_WHAT YOU HAVE TO DO_
The word "Processes" marks the lines to keep; find each one in the data and copy it.

_PROVIDED ENTRIES_
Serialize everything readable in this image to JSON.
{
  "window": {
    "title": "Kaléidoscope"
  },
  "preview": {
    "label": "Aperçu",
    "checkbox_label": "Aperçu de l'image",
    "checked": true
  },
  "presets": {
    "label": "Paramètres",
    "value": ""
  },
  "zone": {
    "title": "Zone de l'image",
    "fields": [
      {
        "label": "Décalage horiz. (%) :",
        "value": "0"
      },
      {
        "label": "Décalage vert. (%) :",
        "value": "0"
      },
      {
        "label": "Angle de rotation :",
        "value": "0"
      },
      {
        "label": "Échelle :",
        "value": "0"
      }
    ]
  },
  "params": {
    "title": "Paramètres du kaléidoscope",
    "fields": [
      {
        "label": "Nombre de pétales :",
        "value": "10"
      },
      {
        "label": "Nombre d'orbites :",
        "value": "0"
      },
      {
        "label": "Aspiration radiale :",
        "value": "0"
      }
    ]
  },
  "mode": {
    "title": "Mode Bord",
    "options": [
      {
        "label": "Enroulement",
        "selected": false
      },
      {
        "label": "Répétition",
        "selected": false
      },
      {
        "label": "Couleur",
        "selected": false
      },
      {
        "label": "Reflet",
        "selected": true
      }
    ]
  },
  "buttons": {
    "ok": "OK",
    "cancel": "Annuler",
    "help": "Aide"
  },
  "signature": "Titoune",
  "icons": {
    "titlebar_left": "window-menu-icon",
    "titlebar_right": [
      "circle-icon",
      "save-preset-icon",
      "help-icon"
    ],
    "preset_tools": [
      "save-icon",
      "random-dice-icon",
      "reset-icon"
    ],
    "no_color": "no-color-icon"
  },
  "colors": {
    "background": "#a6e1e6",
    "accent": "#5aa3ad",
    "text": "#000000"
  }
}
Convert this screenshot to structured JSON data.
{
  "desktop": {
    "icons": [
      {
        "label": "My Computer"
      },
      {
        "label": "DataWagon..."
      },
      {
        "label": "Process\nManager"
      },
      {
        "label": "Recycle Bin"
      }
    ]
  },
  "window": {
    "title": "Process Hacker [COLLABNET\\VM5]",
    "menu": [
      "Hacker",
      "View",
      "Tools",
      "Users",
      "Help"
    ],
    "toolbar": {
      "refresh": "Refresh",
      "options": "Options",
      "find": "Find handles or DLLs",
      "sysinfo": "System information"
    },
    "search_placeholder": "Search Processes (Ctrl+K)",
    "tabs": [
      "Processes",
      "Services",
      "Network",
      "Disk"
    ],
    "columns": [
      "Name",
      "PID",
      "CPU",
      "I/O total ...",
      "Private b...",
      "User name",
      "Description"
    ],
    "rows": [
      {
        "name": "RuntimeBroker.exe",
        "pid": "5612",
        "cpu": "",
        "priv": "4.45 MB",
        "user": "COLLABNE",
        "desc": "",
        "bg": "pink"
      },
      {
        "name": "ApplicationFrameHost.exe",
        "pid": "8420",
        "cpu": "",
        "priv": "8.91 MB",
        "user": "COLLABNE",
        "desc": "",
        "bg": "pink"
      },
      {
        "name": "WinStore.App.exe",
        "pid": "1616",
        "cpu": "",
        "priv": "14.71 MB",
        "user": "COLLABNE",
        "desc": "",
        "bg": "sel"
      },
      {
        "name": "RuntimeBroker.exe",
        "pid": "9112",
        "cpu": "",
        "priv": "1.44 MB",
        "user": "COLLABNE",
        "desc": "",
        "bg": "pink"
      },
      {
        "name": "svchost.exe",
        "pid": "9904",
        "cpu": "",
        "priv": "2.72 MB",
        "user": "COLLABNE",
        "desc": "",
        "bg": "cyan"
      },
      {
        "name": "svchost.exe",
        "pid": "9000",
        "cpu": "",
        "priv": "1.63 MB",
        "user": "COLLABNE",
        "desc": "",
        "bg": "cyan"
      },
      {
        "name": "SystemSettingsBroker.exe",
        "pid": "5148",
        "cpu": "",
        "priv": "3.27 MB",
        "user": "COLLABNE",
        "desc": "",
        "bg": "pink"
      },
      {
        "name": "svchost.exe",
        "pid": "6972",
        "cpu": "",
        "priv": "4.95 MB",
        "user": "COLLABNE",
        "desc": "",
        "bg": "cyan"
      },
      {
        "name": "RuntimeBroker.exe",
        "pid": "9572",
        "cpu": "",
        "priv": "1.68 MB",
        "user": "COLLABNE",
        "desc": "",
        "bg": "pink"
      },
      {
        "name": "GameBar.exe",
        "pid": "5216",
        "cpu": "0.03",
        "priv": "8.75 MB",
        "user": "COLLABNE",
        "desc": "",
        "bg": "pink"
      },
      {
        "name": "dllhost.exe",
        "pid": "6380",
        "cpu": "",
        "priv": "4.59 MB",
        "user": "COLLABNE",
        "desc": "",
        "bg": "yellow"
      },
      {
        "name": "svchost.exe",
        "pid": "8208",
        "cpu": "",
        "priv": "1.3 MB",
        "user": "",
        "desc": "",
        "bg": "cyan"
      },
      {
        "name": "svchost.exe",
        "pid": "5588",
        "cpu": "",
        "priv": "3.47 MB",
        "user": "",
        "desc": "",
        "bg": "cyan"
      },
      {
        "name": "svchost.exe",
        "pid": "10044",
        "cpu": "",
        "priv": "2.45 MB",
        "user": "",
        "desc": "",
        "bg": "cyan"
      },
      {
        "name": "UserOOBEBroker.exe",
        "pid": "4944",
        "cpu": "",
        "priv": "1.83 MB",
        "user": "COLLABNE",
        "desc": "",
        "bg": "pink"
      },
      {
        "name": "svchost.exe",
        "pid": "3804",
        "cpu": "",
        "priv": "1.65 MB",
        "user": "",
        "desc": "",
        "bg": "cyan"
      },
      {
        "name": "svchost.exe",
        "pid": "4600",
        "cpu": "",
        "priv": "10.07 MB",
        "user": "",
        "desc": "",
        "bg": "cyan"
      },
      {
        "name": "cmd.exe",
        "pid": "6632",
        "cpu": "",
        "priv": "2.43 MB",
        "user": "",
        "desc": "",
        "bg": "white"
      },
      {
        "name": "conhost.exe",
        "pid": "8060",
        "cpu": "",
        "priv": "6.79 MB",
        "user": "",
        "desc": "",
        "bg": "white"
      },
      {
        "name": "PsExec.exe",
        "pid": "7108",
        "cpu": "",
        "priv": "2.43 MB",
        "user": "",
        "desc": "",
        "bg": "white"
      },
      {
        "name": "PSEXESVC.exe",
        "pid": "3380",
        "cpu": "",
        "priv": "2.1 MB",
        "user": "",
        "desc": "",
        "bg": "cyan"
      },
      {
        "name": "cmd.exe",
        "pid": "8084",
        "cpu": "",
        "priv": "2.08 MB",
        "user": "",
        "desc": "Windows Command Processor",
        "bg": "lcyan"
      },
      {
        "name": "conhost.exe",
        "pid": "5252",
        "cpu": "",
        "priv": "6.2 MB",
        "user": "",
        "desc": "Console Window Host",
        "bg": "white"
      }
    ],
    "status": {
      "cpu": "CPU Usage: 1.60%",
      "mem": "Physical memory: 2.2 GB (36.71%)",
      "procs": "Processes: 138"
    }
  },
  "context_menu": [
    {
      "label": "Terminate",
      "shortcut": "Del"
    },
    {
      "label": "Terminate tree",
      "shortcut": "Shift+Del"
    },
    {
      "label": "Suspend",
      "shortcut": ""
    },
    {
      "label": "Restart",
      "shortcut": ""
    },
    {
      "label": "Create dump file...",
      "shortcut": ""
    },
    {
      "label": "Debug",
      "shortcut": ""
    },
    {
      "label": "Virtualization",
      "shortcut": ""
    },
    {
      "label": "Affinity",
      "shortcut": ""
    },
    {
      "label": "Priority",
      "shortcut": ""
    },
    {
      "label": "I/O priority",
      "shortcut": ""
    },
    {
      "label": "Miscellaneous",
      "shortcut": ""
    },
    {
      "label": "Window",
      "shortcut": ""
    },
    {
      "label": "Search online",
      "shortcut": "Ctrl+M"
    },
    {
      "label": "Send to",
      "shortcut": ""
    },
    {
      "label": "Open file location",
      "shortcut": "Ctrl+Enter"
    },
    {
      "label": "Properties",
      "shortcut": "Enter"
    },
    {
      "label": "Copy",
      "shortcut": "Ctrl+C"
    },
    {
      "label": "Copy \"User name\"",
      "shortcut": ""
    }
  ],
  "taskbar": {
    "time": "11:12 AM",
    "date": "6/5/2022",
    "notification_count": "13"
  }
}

_YOUR SOLUTION_
    "search_placeholder": "Search Processes (Ctrl+K)",
      "Processes",
      "procs": "Processes: 138"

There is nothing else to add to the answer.